Gillibrand will surely have to contend with sexism during her campaign, along with the other women who run. In 2016, Trump lambasted Clinton, saying: “Frankly, if Hillary Clinton were a man, I don’t think she’d get 5 percent of the vote. The only thing she’s got going is the woman’s card.” In 2017, Trump tweeted about Gillibrand, calling her a “lightweight” and saying she “would come to my office ‘begging’ for campaign contributions not so long ago (and would do anything for them),” which many interpreted as having demeaning sexual implications.
Popular coverage of women politicians has sometimes focused on perceptions of them through the traditionally feminine lens, homing in on their looks, family life and competence. Sarah Palin, John McCain’s 2008 running mate, received a great deal of attention for her looks and clothes while Clinton weathered decades-long implications that her political ambitions were off-putting.

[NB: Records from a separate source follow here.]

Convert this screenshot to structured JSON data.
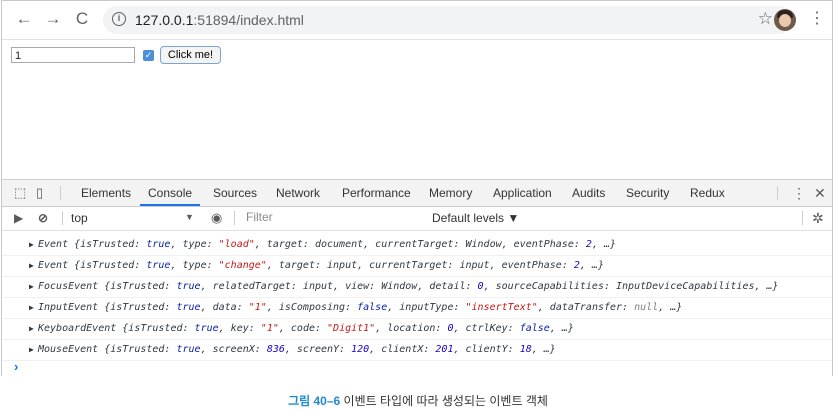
{
  "browser": {
    "url_host": "127.0.0.1",
    "url_rest": ":51894/index.html"
  },
  "page": {
    "input_value": "1",
    "checkbox_checked": true,
    "button_label": "Click me!"
  },
  "devtools": {
    "tabs": [
      "Elements",
      "Console",
      "Sources",
      "Network",
      "Performance",
      "Memory",
      "Application",
      "Audits",
      "Security",
      "Redux"
    ],
    "active_tab": "Console",
    "context": "top",
    "filter_placeholder": "Filter",
    "levels": "Default levels ▼",
    "logs": [
      "Event {isTrusted: true, type: \"load\", target: document, currentTarget: Window, eventPhase: 2, …}",
      "Event {isTrusted: true, type: \"change\", target: input, currentTarget: input, eventPhase: 2, …}",
      "FocusEvent {isTrusted: true, relatedTarget: input, view: Window, detail: 0, sourceCapabilities: InputDeviceCapabilities, …}",
      "InputEvent {isTrusted: true, data: \"1\", isComposing: false, inputType: \"insertText\", dataTransfer: null, …}",
      "KeyboardEvent {isTrusted: true, key: \"1\", code: \"Digit1\", location: 0, ctrlKey: false, …}",
      "MouseEvent {isTrusted: true, screenX: 836, screenY: 120, clientX: 201, clientY: 18, …}"
    ]
  },
  "caption": {
    "figure": "그림 40–6",
    "text": " 이벤트 타입에 따라 생성되는 이벤트 객체"
  },
  "colors": {
    "accent": "#1a73e8",
    "string": "#c41a16",
    "number": "#1c00cf",
    "keyword": "#0d22aa",
    "caption_figure": "#1f8ad1"
  }
}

Gillibrand has leaned into the media and popular culture’s interest in her womanhood. When she lost 40 pounds after her second pregnancy, she told magazines all about it and then wrote in her book about Senate colleagues’ insensitive comments: “You know, Kirsten, you’re even pretty when you’re fat.”
Gillibrand’s outspokenness about the #MeToo movement’s turn to politics has made her some powerful enemies, though. She has run into trouble with some of the traditional Democratic Party donors upset with her outspokenness over Franken’s resignation, and Clinton allies were furious when Gillibrand said President Bill Clinton should have resigned over his affair with White House intern Monica Lewinsky. (A recent report noted that Gillibrand is courting potential Wall Street donors, perhaps trying to make up lost ground on fundraising.) While angering big-money donors could mean trouble — presidential campaigns are rather expensive and big checks help — it could also boost her credibility with grassroots supporters in a moment when small-dollar donations can help fuel national campaigns (see, Sanders and Trump).

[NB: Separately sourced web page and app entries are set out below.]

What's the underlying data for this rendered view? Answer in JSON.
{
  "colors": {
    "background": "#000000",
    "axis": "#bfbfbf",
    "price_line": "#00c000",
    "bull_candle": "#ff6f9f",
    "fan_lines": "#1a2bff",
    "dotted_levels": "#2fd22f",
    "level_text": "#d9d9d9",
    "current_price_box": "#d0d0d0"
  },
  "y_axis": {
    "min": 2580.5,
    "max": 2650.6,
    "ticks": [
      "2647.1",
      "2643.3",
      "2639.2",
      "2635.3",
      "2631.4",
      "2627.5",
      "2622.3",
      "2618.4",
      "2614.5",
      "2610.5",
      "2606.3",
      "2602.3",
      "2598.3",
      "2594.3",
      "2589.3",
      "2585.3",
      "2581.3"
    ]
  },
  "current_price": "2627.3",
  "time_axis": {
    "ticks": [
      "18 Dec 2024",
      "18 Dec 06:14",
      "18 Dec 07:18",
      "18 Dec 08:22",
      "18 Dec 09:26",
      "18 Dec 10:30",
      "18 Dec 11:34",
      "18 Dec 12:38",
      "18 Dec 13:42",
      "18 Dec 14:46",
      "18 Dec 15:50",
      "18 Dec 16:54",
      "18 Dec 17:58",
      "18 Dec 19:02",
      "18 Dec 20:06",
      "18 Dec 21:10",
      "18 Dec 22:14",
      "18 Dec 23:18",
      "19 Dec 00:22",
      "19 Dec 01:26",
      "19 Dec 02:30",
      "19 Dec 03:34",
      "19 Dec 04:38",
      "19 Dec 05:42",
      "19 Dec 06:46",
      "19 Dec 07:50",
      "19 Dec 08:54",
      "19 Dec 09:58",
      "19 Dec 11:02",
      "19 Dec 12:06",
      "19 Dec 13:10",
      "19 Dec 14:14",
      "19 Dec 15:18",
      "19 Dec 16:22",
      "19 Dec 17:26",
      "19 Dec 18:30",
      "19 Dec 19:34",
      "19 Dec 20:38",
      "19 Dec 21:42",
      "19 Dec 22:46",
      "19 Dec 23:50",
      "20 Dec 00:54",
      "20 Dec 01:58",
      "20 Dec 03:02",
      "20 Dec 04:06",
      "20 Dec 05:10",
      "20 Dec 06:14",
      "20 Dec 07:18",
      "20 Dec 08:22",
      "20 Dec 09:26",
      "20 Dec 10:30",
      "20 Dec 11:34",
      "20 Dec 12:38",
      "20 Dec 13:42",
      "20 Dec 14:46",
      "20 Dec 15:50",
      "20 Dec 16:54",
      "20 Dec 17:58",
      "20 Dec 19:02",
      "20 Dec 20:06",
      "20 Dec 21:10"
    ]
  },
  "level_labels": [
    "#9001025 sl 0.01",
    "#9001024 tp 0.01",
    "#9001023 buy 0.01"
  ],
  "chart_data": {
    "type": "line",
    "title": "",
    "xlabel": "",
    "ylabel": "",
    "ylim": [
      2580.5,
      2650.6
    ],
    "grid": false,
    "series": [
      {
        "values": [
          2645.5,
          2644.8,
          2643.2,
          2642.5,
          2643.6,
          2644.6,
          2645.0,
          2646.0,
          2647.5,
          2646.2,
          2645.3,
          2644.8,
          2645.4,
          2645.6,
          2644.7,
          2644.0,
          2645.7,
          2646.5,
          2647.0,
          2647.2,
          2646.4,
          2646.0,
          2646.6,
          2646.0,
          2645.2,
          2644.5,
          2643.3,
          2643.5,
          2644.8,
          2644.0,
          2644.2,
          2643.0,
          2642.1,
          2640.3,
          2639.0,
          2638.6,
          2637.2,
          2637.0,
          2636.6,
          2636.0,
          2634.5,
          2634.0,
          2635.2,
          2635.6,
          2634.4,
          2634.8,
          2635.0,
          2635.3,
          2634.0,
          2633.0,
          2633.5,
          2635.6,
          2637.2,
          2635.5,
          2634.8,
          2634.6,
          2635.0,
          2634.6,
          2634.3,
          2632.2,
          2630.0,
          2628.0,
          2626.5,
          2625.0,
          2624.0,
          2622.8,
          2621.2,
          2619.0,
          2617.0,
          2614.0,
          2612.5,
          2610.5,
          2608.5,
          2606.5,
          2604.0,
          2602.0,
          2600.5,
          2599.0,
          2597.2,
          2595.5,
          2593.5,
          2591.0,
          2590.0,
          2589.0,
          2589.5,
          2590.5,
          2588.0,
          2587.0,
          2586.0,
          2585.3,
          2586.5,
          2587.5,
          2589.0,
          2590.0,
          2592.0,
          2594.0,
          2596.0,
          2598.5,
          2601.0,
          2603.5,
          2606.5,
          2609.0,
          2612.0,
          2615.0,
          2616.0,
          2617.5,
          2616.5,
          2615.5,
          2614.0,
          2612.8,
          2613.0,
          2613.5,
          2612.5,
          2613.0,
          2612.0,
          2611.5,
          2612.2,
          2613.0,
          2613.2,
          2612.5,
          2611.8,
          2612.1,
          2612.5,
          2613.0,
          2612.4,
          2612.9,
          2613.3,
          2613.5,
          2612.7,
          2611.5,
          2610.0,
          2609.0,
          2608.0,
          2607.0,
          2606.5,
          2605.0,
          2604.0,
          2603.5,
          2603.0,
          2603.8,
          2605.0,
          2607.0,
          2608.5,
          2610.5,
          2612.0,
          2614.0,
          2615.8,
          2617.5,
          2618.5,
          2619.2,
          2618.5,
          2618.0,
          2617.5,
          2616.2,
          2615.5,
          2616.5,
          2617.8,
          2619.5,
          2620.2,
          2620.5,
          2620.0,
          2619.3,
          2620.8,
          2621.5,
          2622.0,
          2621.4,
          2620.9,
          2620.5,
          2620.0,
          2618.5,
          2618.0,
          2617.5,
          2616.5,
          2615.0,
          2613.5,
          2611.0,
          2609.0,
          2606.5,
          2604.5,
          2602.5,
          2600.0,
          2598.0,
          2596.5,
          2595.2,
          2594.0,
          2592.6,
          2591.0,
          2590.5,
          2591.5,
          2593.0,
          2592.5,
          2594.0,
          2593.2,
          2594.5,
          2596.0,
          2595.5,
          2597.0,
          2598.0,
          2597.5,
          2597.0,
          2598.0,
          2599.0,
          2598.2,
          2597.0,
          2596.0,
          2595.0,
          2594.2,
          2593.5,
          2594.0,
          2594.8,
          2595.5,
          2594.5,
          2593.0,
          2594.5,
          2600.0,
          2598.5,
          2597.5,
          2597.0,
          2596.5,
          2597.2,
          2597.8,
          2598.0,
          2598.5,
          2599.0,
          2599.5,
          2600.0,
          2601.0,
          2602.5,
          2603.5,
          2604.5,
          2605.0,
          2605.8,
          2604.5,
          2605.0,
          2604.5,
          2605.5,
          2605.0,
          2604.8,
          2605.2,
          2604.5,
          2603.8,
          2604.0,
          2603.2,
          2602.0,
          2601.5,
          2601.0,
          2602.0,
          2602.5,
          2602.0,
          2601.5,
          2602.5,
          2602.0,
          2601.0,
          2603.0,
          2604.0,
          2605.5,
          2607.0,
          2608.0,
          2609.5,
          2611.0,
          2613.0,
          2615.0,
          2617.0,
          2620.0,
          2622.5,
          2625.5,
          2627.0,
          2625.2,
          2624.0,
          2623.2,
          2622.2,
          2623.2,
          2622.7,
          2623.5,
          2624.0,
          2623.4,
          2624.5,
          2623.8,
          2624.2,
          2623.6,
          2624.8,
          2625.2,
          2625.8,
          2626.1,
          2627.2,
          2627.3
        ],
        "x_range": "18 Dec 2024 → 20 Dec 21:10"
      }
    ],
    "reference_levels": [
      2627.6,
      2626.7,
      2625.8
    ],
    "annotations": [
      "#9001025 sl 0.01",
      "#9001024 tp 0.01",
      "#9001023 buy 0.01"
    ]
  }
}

Another challenge to Gillibrand in a Democratic primary is her record. Her political career began in 2007 in the House, where she served an upstate congressional district. Gillibrand’s political positions at the time were much more conservative, and she was among the least liberal members of the Democratic caucus in the House, ranking 209th out of 241 during her 2007-09 term. She held an “A” rating from the NRA and was against protections for sanctuary cities. When Gillibrand was appointed to Clinton’s Senate seat, some on the left were outraged. But she made a quick switch in her ideology, embracing a range of liberal policies and seeing her NRA rating downgraded to an “F.” As of December 2017, she was the seventh-most liberal member of the 46-person Democratic caucus. There could be some worry that her voting history — or her hasty disavowal of it — could be used against her by primary opponents battling to prove their liberal bona fides.

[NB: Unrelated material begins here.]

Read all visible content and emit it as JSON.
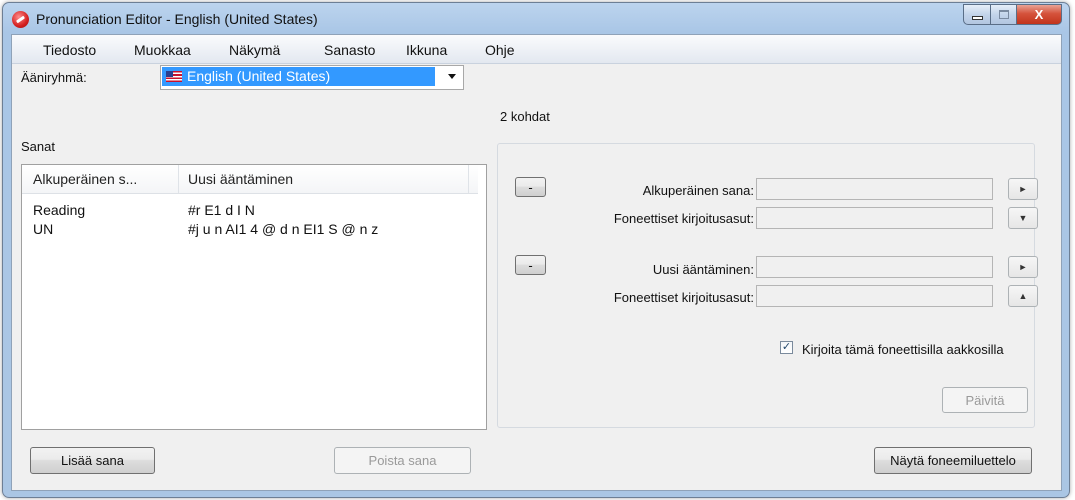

At the very least, Gillibrand has had a decade-long presence on the national stage, has been covered heavily by political media and is known by party insiders around the country. That could ease her campaign’s task of increasing voter awareness of the senator, an all-important undertaking as the field of contenders grows.
From ABC News: